When it comes to preparing tomorrow’s business leaders for the challenges and opportunities of today’s marketplace and the emerging world economy, the IU Northwest Assessment Center gives students a unique opportunity to identify and develop the skills necessary for success in the workplace.
“Once you begin the interview process, you’re competing with hundreds of people for a job,” Jana Szostek, Assessment Center Director, said. “Employers are looking for someone who can communicate with coworkers, manage others and create solutions that are not always obvious. They need well-rounded individuals who can delegate responsibilities, resolve conflict and satisfy client needs.”
Through the Assessment Center, IU Northwest students have the benefit of receiving feedback on their strengths, as well as areas that require additional development, from local business people who serve as Assessment Center raters, not once but twice as part of the School of Business and Economics curriculum.
“We first see students who are just getting started in the program, freshman and sophomores,” Szostek, who first became interested in research while working with a business professor while earning her undergraduate degree in psychology at IU Northwest (she further studied Industrial-Organizational Psychology in graduate school and also earned a law degree while working as a training and development consultant), said. “With the feedback, students learn what skills they need to develop more fully to become better prepared for their studies and future employment. Then, they return to the Assessment Center in their senior year.”
All total, 160 to170 students each semester take part in six different scenarios (four live role plays that are video-recorded and two computer-based) that put them in a variety of real-world business situations (the scenarios are confidential and the role-play actors are well-prepared).
To begin, they are seated in a boardroom and given roles to play in a group meeting. Then, they are whisked off to separate offices where they continue to get a feel for what it will be like to work in their chosen career. Finally, they head to the computer lab to finish the scenarios, enter their feedback and take a paper and pencil test.
While a recent group of business administration students found the experience a bit nerve-racking in the beginning, they quickly warmed up to the task.
“What a great experience,” freshman Alyssa Soto said. “I know I’m definitely in the right place. I liked it a lot.”
Sophomores Alex Dedelow and Amanda Akinczyk agreed it was a great way to get a feel for what it’s like to deal with different issues in the business world.
“There are really no right or wrong ways to respond,” Szostek explained. “It’s all about how they deal with the issues, the processes they use. There are definitely a lot of little nuances and subtleties built into each scenario. We’ve been tweaking them over the last four to five years with feedback from our business raters.”
“It’s a great opportunity for the students to get some feedback from people in the local business community,” Dave Wilkinson, president of Strack & Van Til, an IU Northwest MBA alumnus who has been an Assessment Center rater since the first group of undergraduate students got started in 2006, said. “Now that everything is Internet-based, it’s really much easier for the raters.
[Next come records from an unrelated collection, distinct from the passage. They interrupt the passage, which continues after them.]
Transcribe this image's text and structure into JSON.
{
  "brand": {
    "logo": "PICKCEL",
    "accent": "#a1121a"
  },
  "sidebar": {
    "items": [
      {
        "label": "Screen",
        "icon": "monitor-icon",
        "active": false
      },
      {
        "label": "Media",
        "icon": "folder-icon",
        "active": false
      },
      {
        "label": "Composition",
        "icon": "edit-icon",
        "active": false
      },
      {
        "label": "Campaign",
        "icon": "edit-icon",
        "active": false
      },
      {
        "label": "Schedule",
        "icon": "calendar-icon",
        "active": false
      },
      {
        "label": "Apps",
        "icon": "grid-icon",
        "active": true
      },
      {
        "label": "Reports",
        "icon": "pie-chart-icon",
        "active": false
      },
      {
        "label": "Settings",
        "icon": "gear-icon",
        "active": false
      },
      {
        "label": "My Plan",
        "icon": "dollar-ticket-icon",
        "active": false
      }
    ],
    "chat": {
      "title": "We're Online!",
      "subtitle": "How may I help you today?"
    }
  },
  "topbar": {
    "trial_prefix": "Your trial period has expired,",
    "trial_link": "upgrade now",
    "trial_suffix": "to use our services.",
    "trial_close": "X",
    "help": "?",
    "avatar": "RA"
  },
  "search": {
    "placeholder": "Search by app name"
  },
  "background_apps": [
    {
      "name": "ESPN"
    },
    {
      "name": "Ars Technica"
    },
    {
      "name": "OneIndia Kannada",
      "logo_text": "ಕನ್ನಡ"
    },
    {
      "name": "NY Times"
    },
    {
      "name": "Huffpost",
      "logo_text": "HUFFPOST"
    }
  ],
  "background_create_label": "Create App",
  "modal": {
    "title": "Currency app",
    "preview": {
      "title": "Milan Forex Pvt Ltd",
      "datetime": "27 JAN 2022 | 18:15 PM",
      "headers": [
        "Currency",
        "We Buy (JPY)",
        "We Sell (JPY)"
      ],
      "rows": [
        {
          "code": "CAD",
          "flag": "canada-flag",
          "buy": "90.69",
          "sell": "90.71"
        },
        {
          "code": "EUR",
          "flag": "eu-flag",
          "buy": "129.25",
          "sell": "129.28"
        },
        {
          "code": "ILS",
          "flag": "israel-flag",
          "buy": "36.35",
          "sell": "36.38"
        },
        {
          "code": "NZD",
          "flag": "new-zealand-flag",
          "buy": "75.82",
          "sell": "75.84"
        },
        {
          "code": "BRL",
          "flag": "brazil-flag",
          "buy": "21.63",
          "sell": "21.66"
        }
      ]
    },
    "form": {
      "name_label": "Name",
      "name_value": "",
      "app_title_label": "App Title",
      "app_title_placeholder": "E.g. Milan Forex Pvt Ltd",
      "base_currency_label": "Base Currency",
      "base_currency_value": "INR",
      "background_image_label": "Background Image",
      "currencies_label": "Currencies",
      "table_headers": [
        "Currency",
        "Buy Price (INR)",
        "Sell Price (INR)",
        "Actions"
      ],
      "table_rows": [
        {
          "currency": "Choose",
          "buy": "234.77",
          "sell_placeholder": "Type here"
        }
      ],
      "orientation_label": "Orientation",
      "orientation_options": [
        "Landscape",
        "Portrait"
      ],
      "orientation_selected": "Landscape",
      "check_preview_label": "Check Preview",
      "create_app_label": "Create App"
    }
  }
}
You watch the video and provide feedback right there on the website. IU Northwest offers employers quite a few networking opportunities, but this is a particularly good opener to go in and talk with students about how they have progressed over the years.”
“They do an excellent job with the scenarios which give the students an opportunity to get some experience handling a variety of day-to-day business issues,” Terry Quinn, senior vice president and chief wealth management officer of Peoples Bank who has been a rater for almost four years, said. “As far as I know it’s a unique program, and one of many different tools we take advantage of in recruiting. IU Northwest is very proactive in making these opportunities available for its students.”